This piece was first published by the Illawarra Mercury on 7 April 2014.
With population growth and unemployment rates above the national average, the Illawarra is a stand out area where state and federal governments should prioritise high quality publicly resourced vocational education and training.
We are not just talking about skills training geared to the requirements of industry. Meeting the needs of disengaged young people, supporting partnerships with local businesses, developing alternative learning pathways are just some of the outstanding work the public TAFE system provides in this region.
With 14 TAFE Illawarra campuses from Wollongong up to the Southern Highlands and down to Bega on the far South Coast the dedication and hard work of teaching, general and support staff to the diverse communities, industries and businesses of the region they serve is impressive.
The question is can this level of service be maintained.
With the federal Coalition government obsessed that competition must be the driver of educational outcomes and the NSW Coalition government already committed to cutting TAFE across the state by $1.7 billion with 800 jobs to go and student fees to rise by 9.5 per cent, staff and students are feeling insecure about their future.
This cloud of uncertainty that has descended on TAFE prompted the Greens to move in the Senate for an Inquiry into how to retain TAFE in a strong and sustainable position to carry out its aims to create a respectful, inclusive and educated society.
Wollongong has been chosen as one of the regional centres where the inquiry will take evidence.
Illawarra TAFE staff and students and members of the local community will have the opportunity to inform the inquiry of the challenges Illawarra TAFE is facing.
Some cuts have occurred at Illawarra TAFE bringing insecurity and uncertainty in their wake. This response has not been limited to staff and students. Earlier this year an employer, the National Electrical and Communications Association, pulled 15 apprentices out of TAFE Illawarra, after its electrical trades course was shortened from 36 to 30 weeks. NECA indicated that they were alarmed at the impact on teaching quality.
These developments raise the question if TAFE Illawarra is meeting industry quality standards in how it runs its courses, an issue the Senate Inquiry will have the opportunity to consider.
The Coalition push to allow the entry of private providers into VET is one of the most controversial developments as it is having such a damaging impact on the public TAFE system.
This policy backed also by Labor is putting TAFE staff and students under enormous pressure due to the associated budget constraints that are resulting in cuts to staff hours, reduced number of courses and limits on support services.
This government policy to force TAFE to compete with private providers has come in for considerable criticism from many of the groups that have put submissions into the Inquiry.
How Illawarra TAFE is expected to provide top quality education with less and less money will be central to these deliberations.
The Greens moved to set up this inquiry with the objective to put the spotlight on how to ensure that areas like the Illawarra continue to be serviced by a trusted public provider of vocational and educational training.

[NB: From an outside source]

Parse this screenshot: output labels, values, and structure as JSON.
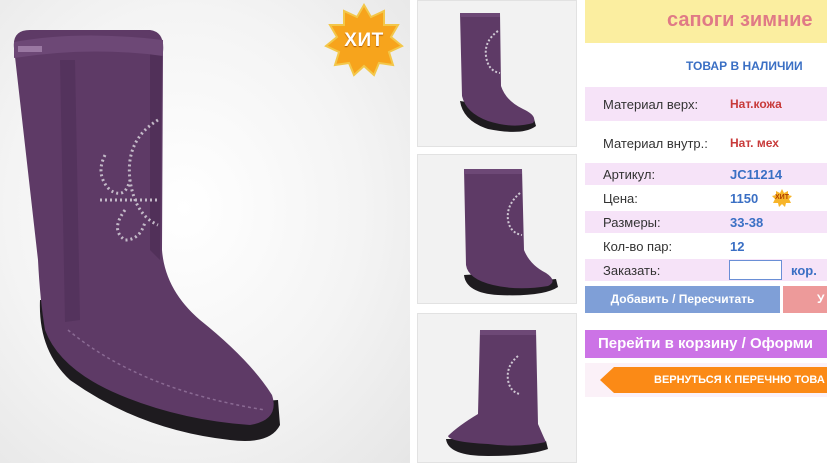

The F for “Further” and the E for “Education” are a reminder of the diversity that makes TAFE such a great institution. The objective of the Inquiry is to keep it that way.